  50. 50.
    Danish Health Registers [online]. Available from URL: [Accessed 2004 Sep 3]Google Scholar
  51. 51.
    Lidegaard O. Thrombotic diseases in young women and the influence of oral contraceptives. Am J Obstet Gynecol 1998; 179: S62–7PubMedCrossRefGoogle Scholar
  52. 52.
    Silverstein MD, Heit JA, Mohr DN, et al. Trends in the incidence of deep vein thrombosis and pulmonary embolism: a 25- year population-based study. Arch Intern Med 1998; 158: 585–93PubMedCrossRefGoogle Scholar
  53. 53.
    Lidegaard O. Øjvind Lidegaard homepage [online]. Available from URL: [Accessed 2004 Sep 3]
  54. 54.
    US National Center for Injury Prevention and Control.
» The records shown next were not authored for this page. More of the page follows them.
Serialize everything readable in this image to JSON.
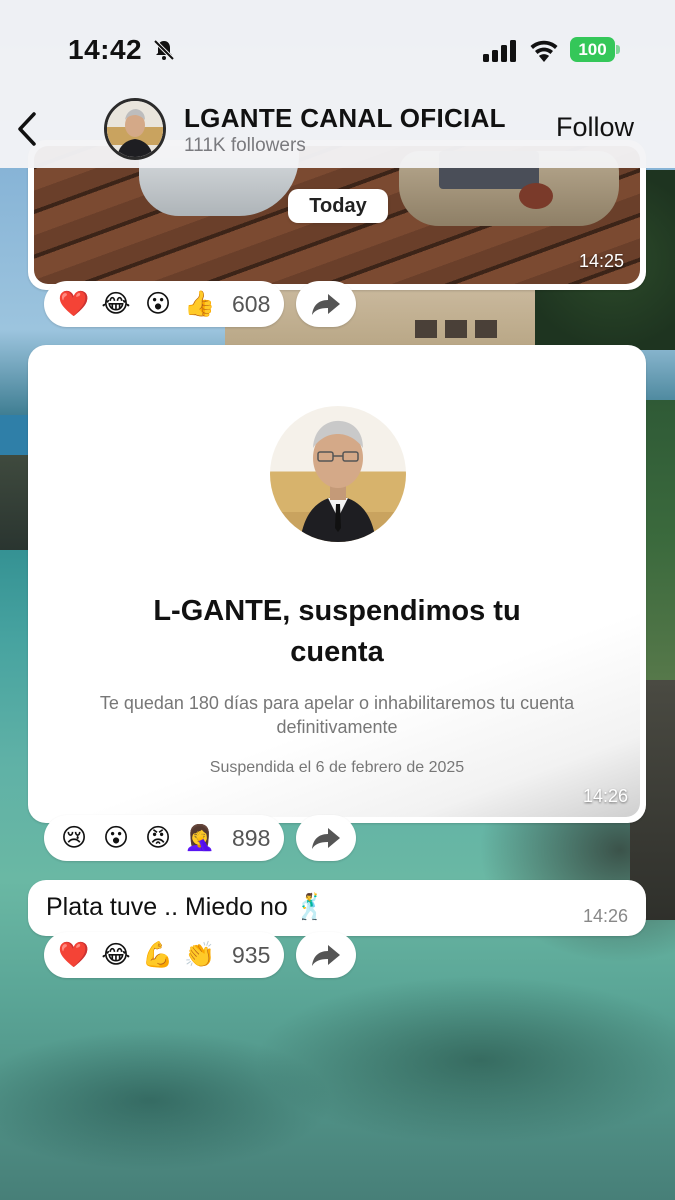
{
  "status_bar": {
    "time": "14:42",
    "battery": "100",
    "icons": [
      "bell-slash-icon",
      "cellular-signal-icon",
      "wifi-icon",
      "battery-icon"
    ],
    "battery_color": "#34c759"
  },
  "header": {
    "channel_name": "LGANTE CANAL OFICIAL",
    "followers": "111K followers",
    "follow_label": "Follow"
  },
  "date_pill": "Today",
  "messages": [
    {
      "type": "image",
      "time": "14:25",
      "reactions": [
        "❤️",
        "😂",
        "😮",
        "👍"
      ],
      "reaction_count": "608"
    },
    {
      "type": "card",
      "title": "L-GANTE, suspendimos tu cuenta",
      "subtitle": "Te quedan 180 días para apelar o inhabilitaremos tu cuenta definitivamente",
      "suspended_date": "Suspendida el 6 de febrero de 2025",
      "time": "14:26",
      "reactions": [
        "😢",
        "😮",
        "😡",
        "🤦‍♀️"
      ],
      "reaction_count": "898"
    },
    {
      "type": "text",
      "text": "Plata tuve .. Miedo no 🕺",
      "time": "14:26",
      "reactions": [
        "❤️",
        "😂",
        "💪",
        "👏"
      ],
      "reaction_count": "935"
    }
  ]
}
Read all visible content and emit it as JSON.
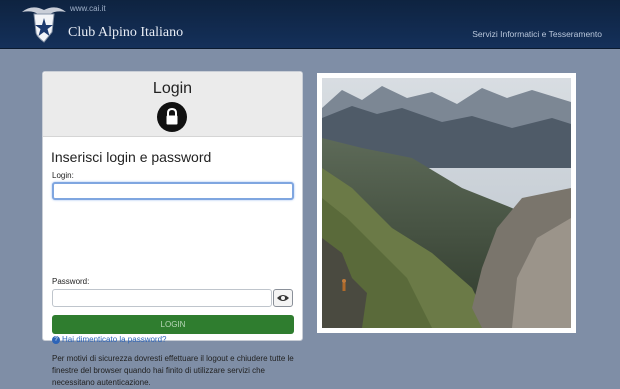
{
  "header": {
    "site_url": "www.cai.it",
    "brand": "Club Alpino Italiano",
    "service": "Servizi Informatici e Tesseramento",
    "logo_icon": "cai-eagle-star-logo"
  },
  "login_panel": {
    "title": "Login",
    "lock_icon": "lock-icon",
    "subtitle": "Inserisci login e password",
    "login_label": "Login:",
    "login_value": "",
    "password_label": "Password:",
    "password_value": "",
    "show_password_icon": "eye-icon",
    "submit_label": "LOGIN",
    "forgot_label": "Hai dimenticato la password?",
    "notice": "Per motivi di sicurezza dovresti effettuare il logout e chiudere tutte le finestre del browser quando hai finito di utilizzare servizi che necessitano autenticazione."
  },
  "photo": {
    "subject": "mountain-landscape-photo"
  },
  "colors": {
    "page_bg": "#7f8ea6",
    "header_bg": "#14305a",
    "button_green": "#2f7d2f",
    "link_blue": "#2b63b8"
  }
}
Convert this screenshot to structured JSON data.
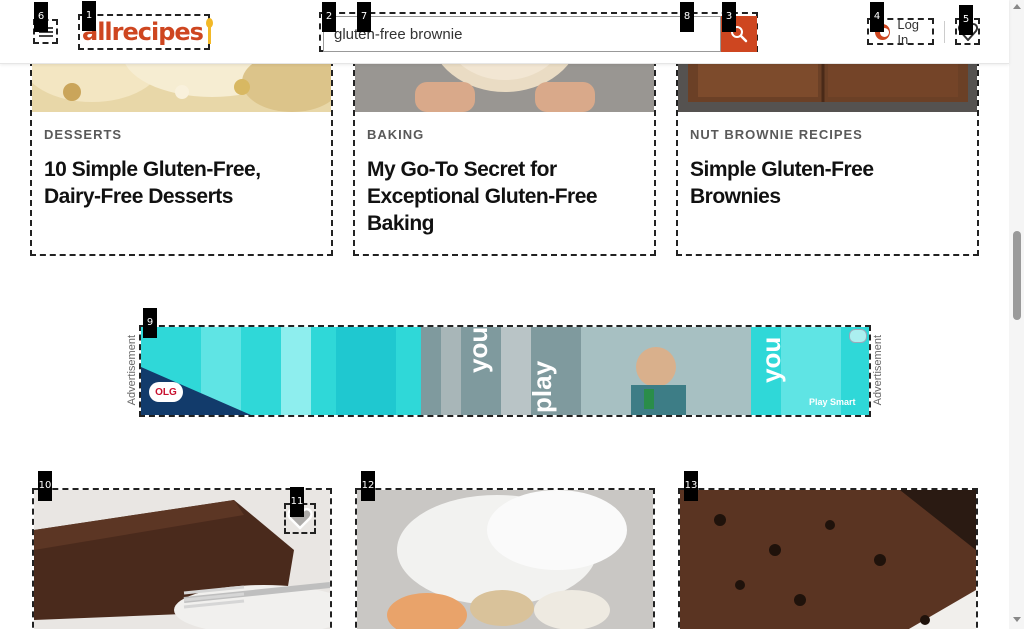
{
  "header": {
    "logo_text": "allrecipes",
    "search_value": "gluten-free brownie",
    "login_label": "Log In"
  },
  "overlay_tags": {
    "t1": "1",
    "t2": "2",
    "t3": "3",
    "t4": "4",
    "t5": "5",
    "t6": "6",
    "t7": "7",
    "t8": "8",
    "t9": "9",
    "t10": "10",
    "t11": "11",
    "t12": "12",
    "t13": "13"
  },
  "cards_top": [
    {
      "category": "DESSERTS",
      "title": "10 Simple Gluten-Free, Dairy-Free Desserts"
    },
    {
      "category": "BAKING",
      "title": "My Go-To Secret for Exceptional Gluten-Free Baking"
    },
    {
      "category": "NUT BROWNIE RECIPES",
      "title": "Simple Gluten-Free Brownies"
    }
  ],
  "ad": {
    "label_left": "Advertisement",
    "label_right": "Advertisement",
    "brand": "OLG",
    "word_you": "you",
    "word_play": "play",
    "word_you2": "you",
    "tagline": "Play Smart"
  },
  "colors": {
    "brand": "#ce4620",
    "accent_yellow": "#f2b827",
    "ad_teal": "#2fd8d8"
  },
  "icons": [
    "menu-icon",
    "search-icon",
    "user-icon",
    "heart-icon",
    "heart-outline-icon",
    "ad-choices-icon"
  ]
}
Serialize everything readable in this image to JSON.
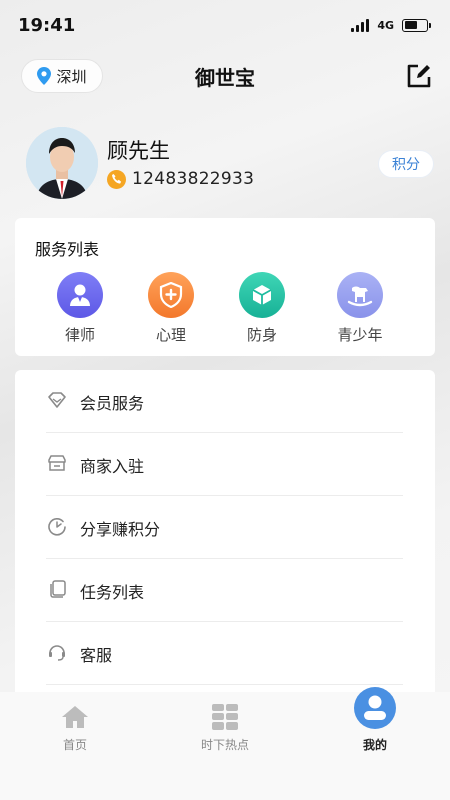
{
  "status_bar": {
    "time": "19:41",
    "network": "4G"
  },
  "header": {
    "city": "深圳",
    "title": "御世宝"
  },
  "profile": {
    "name": "顾先生",
    "phone": "12483822933",
    "points_label": "积分"
  },
  "services": {
    "title": "服务列表",
    "items": [
      {
        "label": "律师",
        "icon": "lawyer-icon",
        "color": "#6d6cf0"
      },
      {
        "label": "心理",
        "icon": "psychology-shield-icon",
        "color": "#f58a3c"
      },
      {
        "label": "防身",
        "icon": "cube-defense-icon",
        "color": "#27c4a6"
      },
      {
        "label": "青少年",
        "icon": "rocking-horse-icon",
        "color": "#9aa3ef"
      }
    ]
  },
  "menu": {
    "items": [
      {
        "label": "会员服务",
        "icon": "diamond-icon"
      },
      {
        "label": "商家入驻",
        "icon": "store-icon"
      },
      {
        "label": "分享赚积分",
        "icon": "share-refresh-icon"
      },
      {
        "label": "任务列表",
        "icon": "cards-icon"
      },
      {
        "label": "客服",
        "icon": "headset-icon"
      }
    ]
  },
  "tabs": [
    {
      "label": "首页",
      "icon": "home-icon",
      "active": false
    },
    {
      "label": "时下热点",
      "icon": "grid-icon",
      "active": false
    },
    {
      "label": "我的",
      "icon": "user-icon",
      "active": true
    }
  ],
  "colors": {
    "accent_blue": "#3b82d6",
    "phone_icon_orange": "#f5a623",
    "active_tab_blue": "#4a90e2"
  }
}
United States National Center for Injury Prevention and Control: 2001/2002 data [online]. Available from URL: [Accessed 2004 Jun 30]Google Scholar
  55. 55.
    Weisman SM, Graham DY. Evaluation of the benefits and risks of low-dose aspirin in the secondary prevention of cardiovascular and cerebrovascular events. Arch Intern Med 2002; 162: 2197–202PubMedCrossRefGoogle Scholar
  56. 56.
    Steering Committee of the Physicians’ Health Study Research Group. Final report on the aspirin component of the ongoing Physicians’ Health Study. N Engl J Med 1989; 321: 129–35Google Scholar

Copyright information

© Adis Data Information BV 2004

Authors and Affiliations

  1. 1.Center for Epidemiology & Health Research (ZEG)BerlinGermany
  2. 2.Schering AGBerlinGermany

Personalised recommendations